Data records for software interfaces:
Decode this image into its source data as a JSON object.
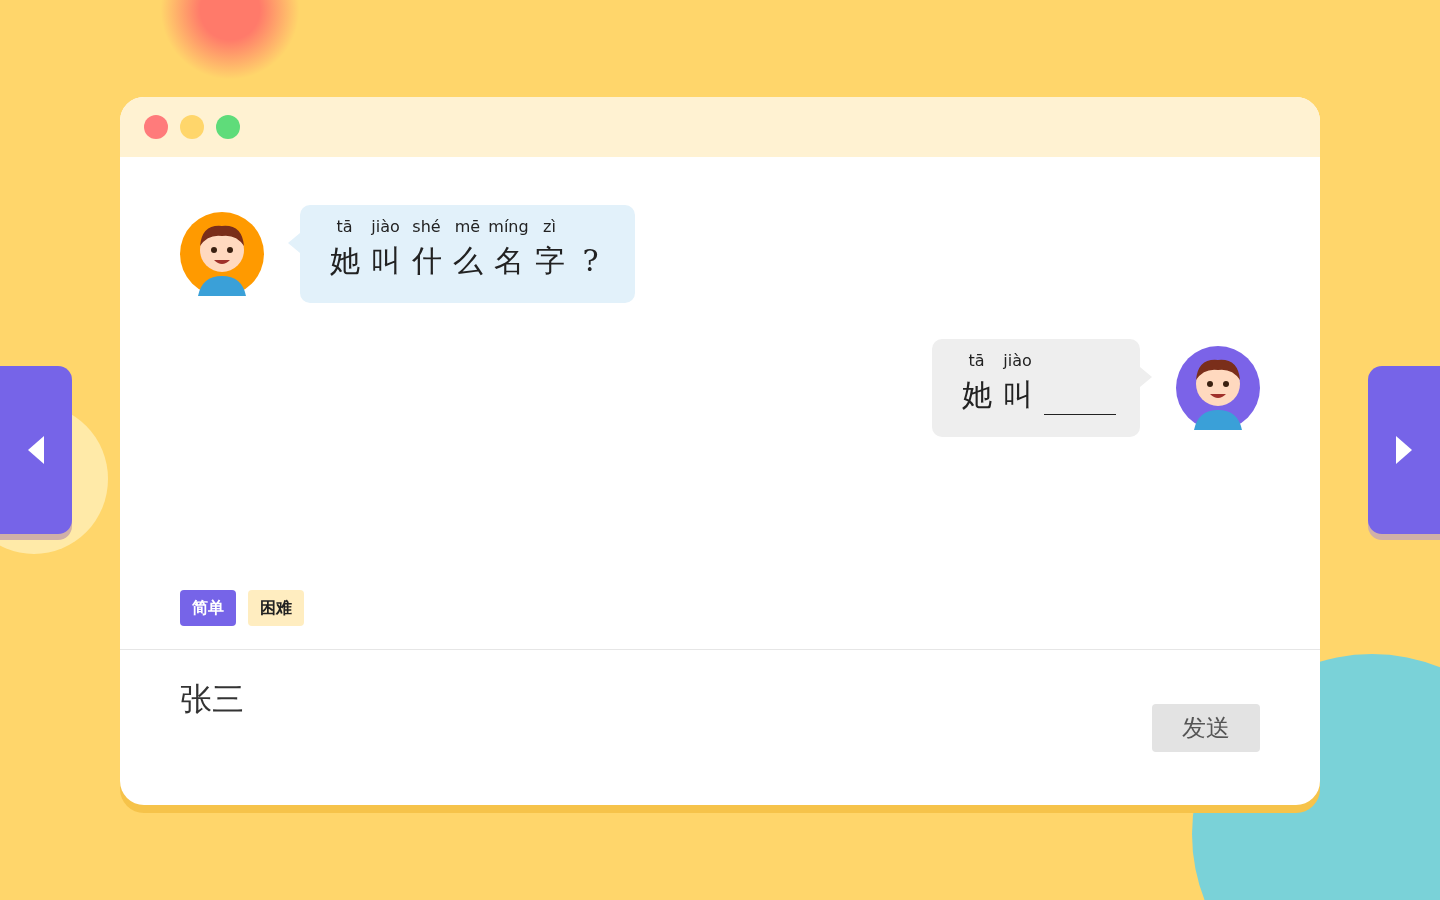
{
  "messages": [
    {
      "kind": "question",
      "units": [
        {
          "pinyin": "tā",
          "hanzi": "她"
        },
        {
          "pinyin": "jiào",
          "hanzi": "叫"
        },
        {
          "pinyin": "shé",
          "hanzi": "什"
        },
        {
          "pinyin": "mē",
          "hanzi": "么"
        },
        {
          "pinyin": "míng",
          "hanzi": "名"
        },
        {
          "pinyin": "zì",
          "hanzi": "字"
        },
        {
          "hanzi": "?"
        }
      ]
    },
    {
      "kind": "answer",
      "units": [
        {
          "pinyin": "tā",
          "hanzi": "她"
        },
        {
          "pinyin": "jiào",
          "hanzi": "叫"
        },
        {
          "blank": true
        }
      ]
    }
  ],
  "difficulty": [
    {
      "label": "简单",
      "selected": true
    },
    {
      "label": "困难",
      "selected": false
    }
  ],
  "input": {
    "value": "张三"
  },
  "send_button": "发送"
}
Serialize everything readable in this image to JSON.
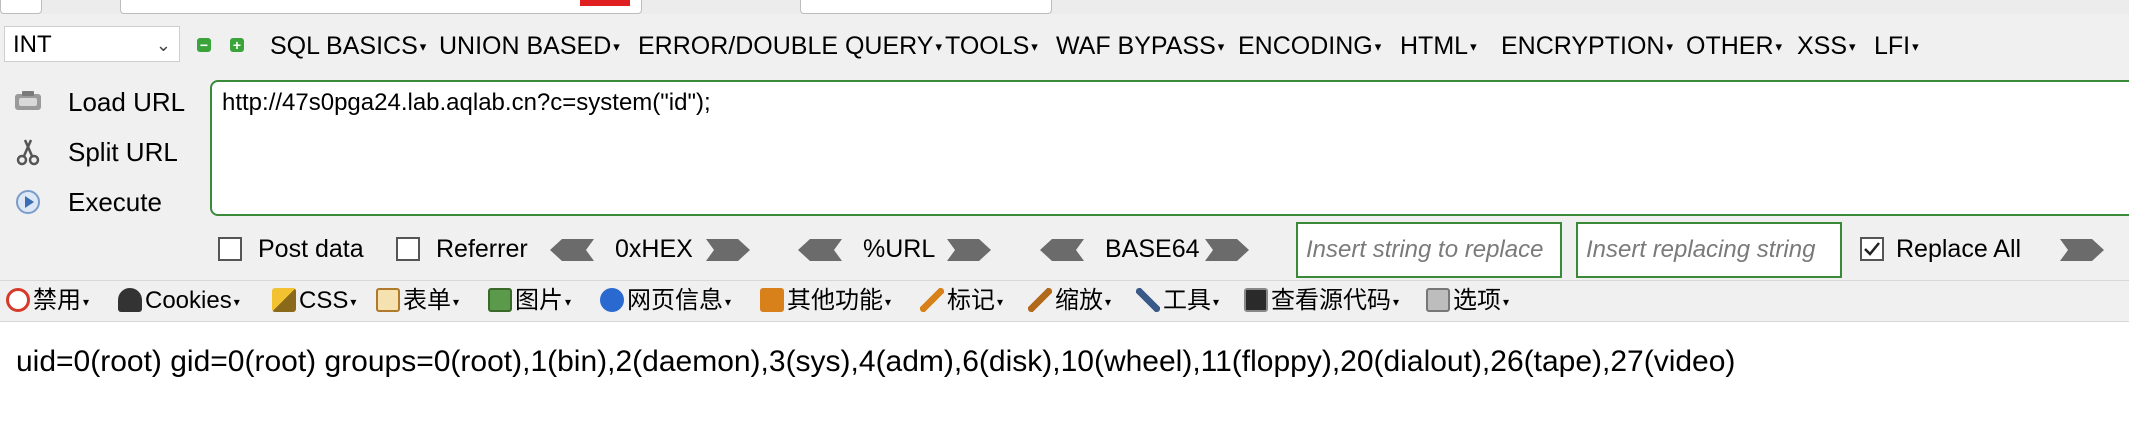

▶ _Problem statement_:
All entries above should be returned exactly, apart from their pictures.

▶ _Solution_:
Decode this image into its source data as a JSON object.
{
  "messages": [
    {
      "kind": "question",
      "units": [
        {
          "pinyin": "tā",
          "hanzi": "她"
        },
        {
          "pinyin": "jiào",
          "hanzi": "叫"
        },
        {
          "pinyin": "shé",
          "hanzi": "什"
        },
        {
          "pinyin": "mē",
          "hanzi": "么"
        },
        {
          "pinyin": "míng",
          "hanzi": "名"
        },
        {
          "pinyin": "zì",
          "hanzi": "字"
        },
        {
          "hanzi": "?"
        }
      ]
    },
    {
      "kind": "answer",
      "units": [
        {
          "pinyin": "tā",
          "hanzi": "她"
        },
        {
          "pinyin": "jiào",
          "hanzi": "叫"
        },
        {
          "blank": true
        }
      ]
    }
  ],
  "difficulty": [
    {
      "label": "简单",
      "selected": true
    },
    {
      "label": "困难",
      "selected": false
    }
  ],
  "input": {
    "value": "张三"
  },
  "send_button": "发送"
}
Serialize everything readable in this image to JSON.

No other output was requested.